The dollar rose against other major currencies Thursday as U.S. data pointed to an improving economy. A stronger dollar makes oil, which is priced in dollars, more expensive for holders of other currencies.

Traders also digested a closely watched monthly report from the International Energy Agency, which said that global oil supplies will continue to exceed demand this year.

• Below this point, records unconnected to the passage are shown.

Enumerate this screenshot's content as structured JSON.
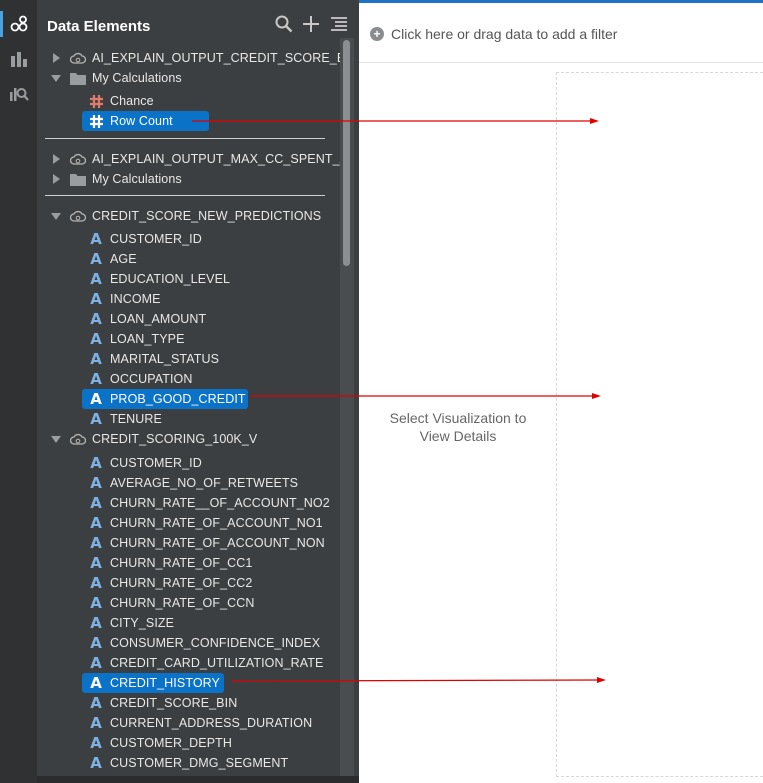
{
  "panel": {
    "title": "Data Elements"
  },
  "filter_bar": {
    "prompt": "Click here or drag data to add a filter"
  },
  "canvas": {
    "placeholder_line1": "Select Visualization to",
    "placeholder_line2": "View Details"
  },
  "tree": {
    "group1": {
      "dataset": "AI_EXPLAIN_OUTPUT_CREDIT_SCORE_BIN",
      "folder": "My Calculations",
      "items": [
        "Chance",
        "Row Count"
      ]
    },
    "group2": {
      "dataset": "AI_EXPLAIN_OUTPUT_MAX_CC_SPENT_AM",
      "folder": "My Calculations"
    },
    "group3": {
      "dataset": "CREDIT_SCORE_NEW_PREDICTIONS",
      "items": [
        "CUSTOMER_ID",
        "AGE",
        "EDUCATION_LEVEL",
        "INCOME",
        "LOAN_AMOUNT",
        "LOAN_TYPE",
        "MARITAL_STATUS",
        "OCCUPATION",
        "PROB_GOOD_CREDIT",
        "TENURE"
      ]
    },
    "group4": {
      "dataset": "CREDIT_SCORING_100K_V",
      "items": [
        "CUSTOMER_ID",
        "AVERAGE_NO_OF_RETWEETS",
        "CHURN_RATE__OF_ACCOUNT_NO2",
        "CHURN_RATE_OF_ACCOUNT_NO1",
        "CHURN_RATE_OF_ACCOUNT_NON",
        "CHURN_RATE_OF_CC1",
        "CHURN_RATE_OF_CC2",
        "CHURN_RATE_OF_CCN",
        "CITY_SIZE",
        "CONSUMER_CONFIDENCE_INDEX",
        "CREDIT_CARD_UTILIZATION_RATE",
        "CREDIT_HISTORY",
        "CREDIT_SCORE_BIN",
        "CURRENT_ADDRESS_DURATION",
        "CUSTOMER_DEPTH",
        "CUSTOMER_DMG_SEGMENT"
      ]
    }
  },
  "colors": {
    "panel_bg": "#3c3f41",
    "rail_bg": "#2f3133",
    "selection": "#0b73c7",
    "attribute_icon": "#7fb1e3",
    "measure_icon": "#e07a6b",
    "annotation_arrow": "#e00000"
  },
  "icons": {
    "rail": [
      "data-elements-icon",
      "visualizations-icon",
      "analytics-icon"
    ],
    "header": [
      "search-icon",
      "add-icon",
      "menu-icon"
    ]
  }
}
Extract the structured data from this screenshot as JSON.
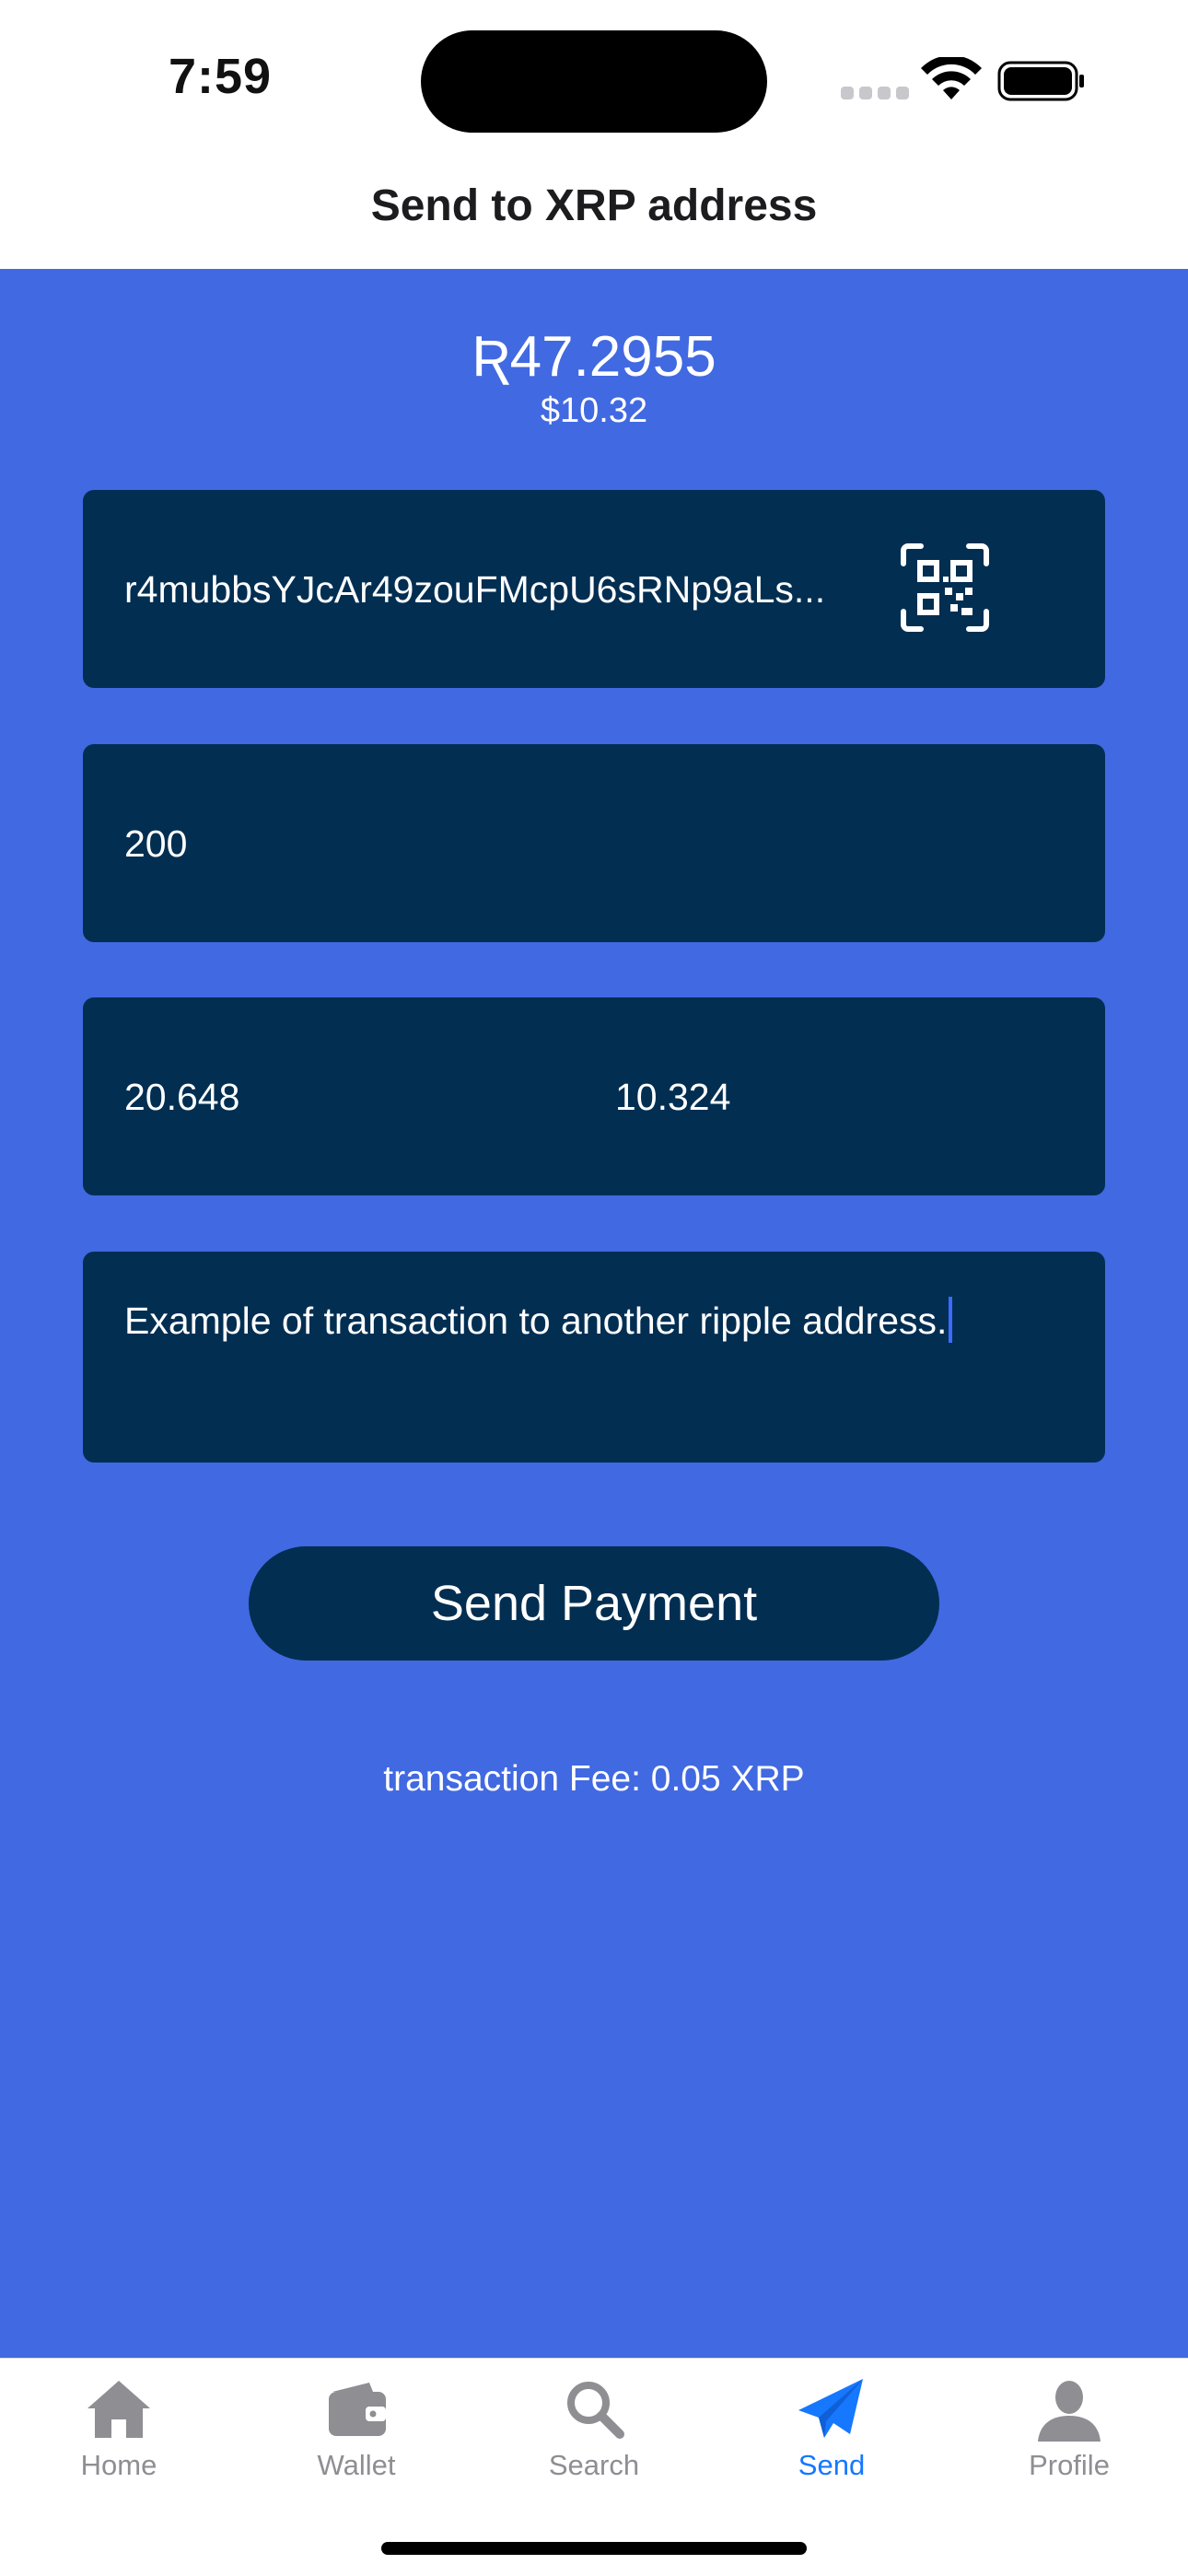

Though the agency raised its estimate for 2015 oil-demand growth by 300,000 barrels a day to 94 million barrels a day, the IEA also said that supply growth will remain strong. The agency raised its expectation for supply growth outside the Organization of the Petroleum Exporting Countries by 195,000 barrels a day. OPEC, a group of oil-producing nations, is currently producing about a million barrels a day above its target of 30 million barrels a day.

"This is a market that's becoming increasingly frustrating for both bulls and bears, because it's very tightly rangebound and there are good arguments on both sides for why prices should go up or down," said Bill O'Grady, chief market strategist at Confluence Investment Management. "We're going to be stuck in this for a while."

On Wednesday, the U.S. Energy Information Administration reported that U.S. oil output continued to grow last week, reaching 9.6 million barrels a day, the highest level in more than 40 years. Current high levels of U.S. production have surprised many market watchers, who expected output to start falling earlier this year.

"The downside risk here is that we have a larger surplus than anticipated, and one that is going to persist larger than anticipated," said Tim Evans, analyst at Citi Futures.

Gasoline futures fell 0.83 cent, or 0.4%, to $2.1381 a gallon. Diesel futures fell 2.49 cents, or 1.3%, to $1.9210 a gallon.

(By Nicole Friedman)